Renault Megane 1.6 Expression
Does French model deliver on the promise of its style?
Renault has a cracking range of economical and punchy diesels. But what if your budget or annual mileage demands a small petrol-engined car instead? The answer is the company’s 1.6-litre unit, which is available in the Mégane with outputs of 99bhp or 108bhp.
We tested the more powerful variant, and in entry-level Expression trim the five-door is yours for £14,850 – making it the second most expensive car in our quartet. The distinctive hatchback looks thoroughly modern, but the pretty alloy wheels fitted to our model are a £300 optional extra. It comes with less attractive steel rims as standard.
From the outside, the Mégane is more stylish than the revised Skoda and nowhere near as controversial as the space-age Honda, although its oversized tail-light clusters are a bit heavy-handed.
Inside, the interior is a mixed bag. Material quality is patchy, the ventilation controls feel cheap and rear legroom is merely average. The gimmicky digital speedometer is also an acquired taste, although the centre console looks sharp.
All good family cars need a big boot, and the Renault’s 372-litre luggage bay is fine in isolation. But compared to the versatile Honda and spacious Skoda – which offer 485 and 560 litres respectively – it falls short. Fold the seats, and the Mégane also has the smallest maximum capacity.
It does come with plenty of kit, though. Keyless entry is included as standard and Expression trim also features ESP stability control, electric windows all-round and heated door mirrors. A button hidden behind the steering wheel starts the 1.6-litre engine, and the 108bhp unit provides decent pace. At the test track, the Mégane sprinted from 0-60mph in 10.3 seconds – a figure only the more powerful Skoda could beat.
However, the numbers alone don’t tell the whole story because you have to really work the engine hard to extract its performance. And it’s noisy compared to the Octavia’s refined 1.4-litre turbo – even though it’s mated to a six-speed box. This deters you from keeping up with the fastest-moving traffic on motorways. Fuel economy is reasonable, but emissions of 163g/km are below par. Only the Golf puts out more CO2, although the Renault is in the same road tax band as the Skoda.
Where the Mégane scores is with its ride and handling. Sharp responses and light controls make it easy and fun to drive. As with the Honda and VW, it gets a plastic-rimmed steering wheel. This provides little in the way of feedback, but the chassis responds crisply to the accurate set-up. Body control is good, and the supple suspension delivers a smooth ride. Yet in our braking tests, the Mégane squirmed around as it tried to shave off the speed.

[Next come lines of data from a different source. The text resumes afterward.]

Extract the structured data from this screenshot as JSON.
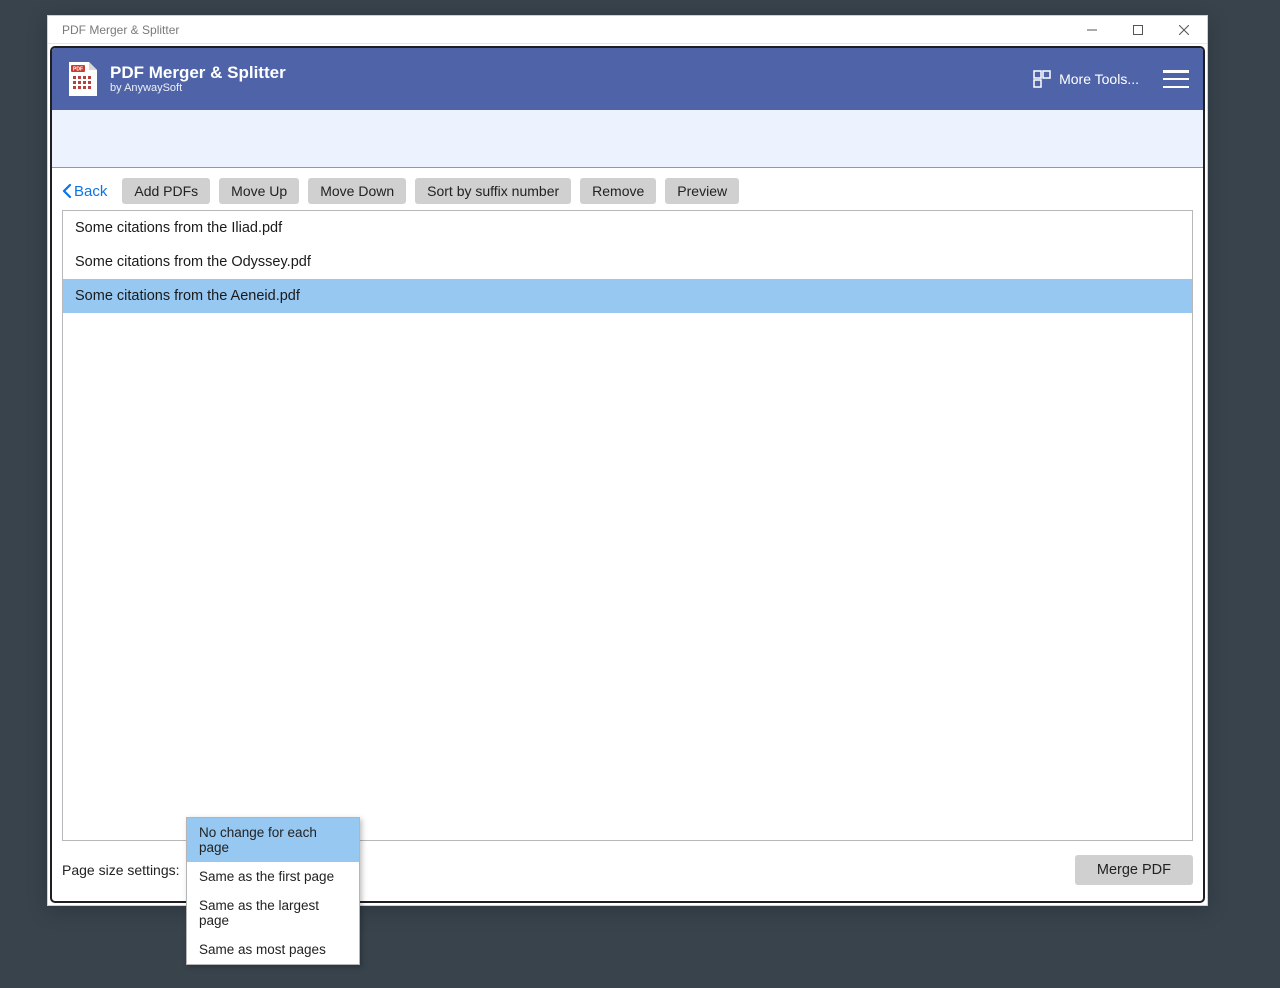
{
  "window": {
    "title": "PDF Merger & Splitter"
  },
  "header": {
    "title": "PDF Merger & Splitter",
    "subtitle": "by AnywaySoft",
    "more_tools_label": "More Tools..."
  },
  "toolbar": {
    "back_label": "Back",
    "buttons": [
      "Add PDFs",
      "Move Up",
      "Move Down",
      "Sort by suffix number",
      "Remove",
      "Preview"
    ]
  },
  "files": [
    {
      "name": "Some citations from the Iliad.pdf",
      "selected": false
    },
    {
      "name": "Some citations from the Odyssey.pdf",
      "selected": false
    },
    {
      "name": "Some citations from the Aeneid.pdf",
      "selected": true
    }
  ],
  "bottom": {
    "page_size_label": "Page size settings:",
    "merge_label": "Merge PDF"
  },
  "dropdown": {
    "items": [
      {
        "label": "No change for each page",
        "selected": true
      },
      {
        "label": "Same as the first page",
        "selected": false
      },
      {
        "label": "Same as the largest page",
        "selected": false
      },
      {
        "label": "Same as most pages",
        "selected": false
      }
    ]
  }
}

So the attractive styling and agile handling are compromised by the raucous engine and patchy quality. The Renault has a tough job on its hands to compete here.
Chart position: 4WHY: We’ve been impressed by the all-new Mégane so far. But how does the basic 1.6 Expression rate?
In this review
- 1IntroductionThe revised Octavia upholds Skoda’s reputation for low costs. But is it a more sensible buy than the all-new entry-level VW Golf, as well as key Renault and Honda rivals?
- 21st Revisions aim to make great-value family hatch even more tempting
- 32nd British-built hatchback offers an entertaining drive
- 43rd Will class leader prove to be just as strong in entry-level trim?
- 54th - currently readingDoes French model deliver on the promise of its style?
- 6Facts and figures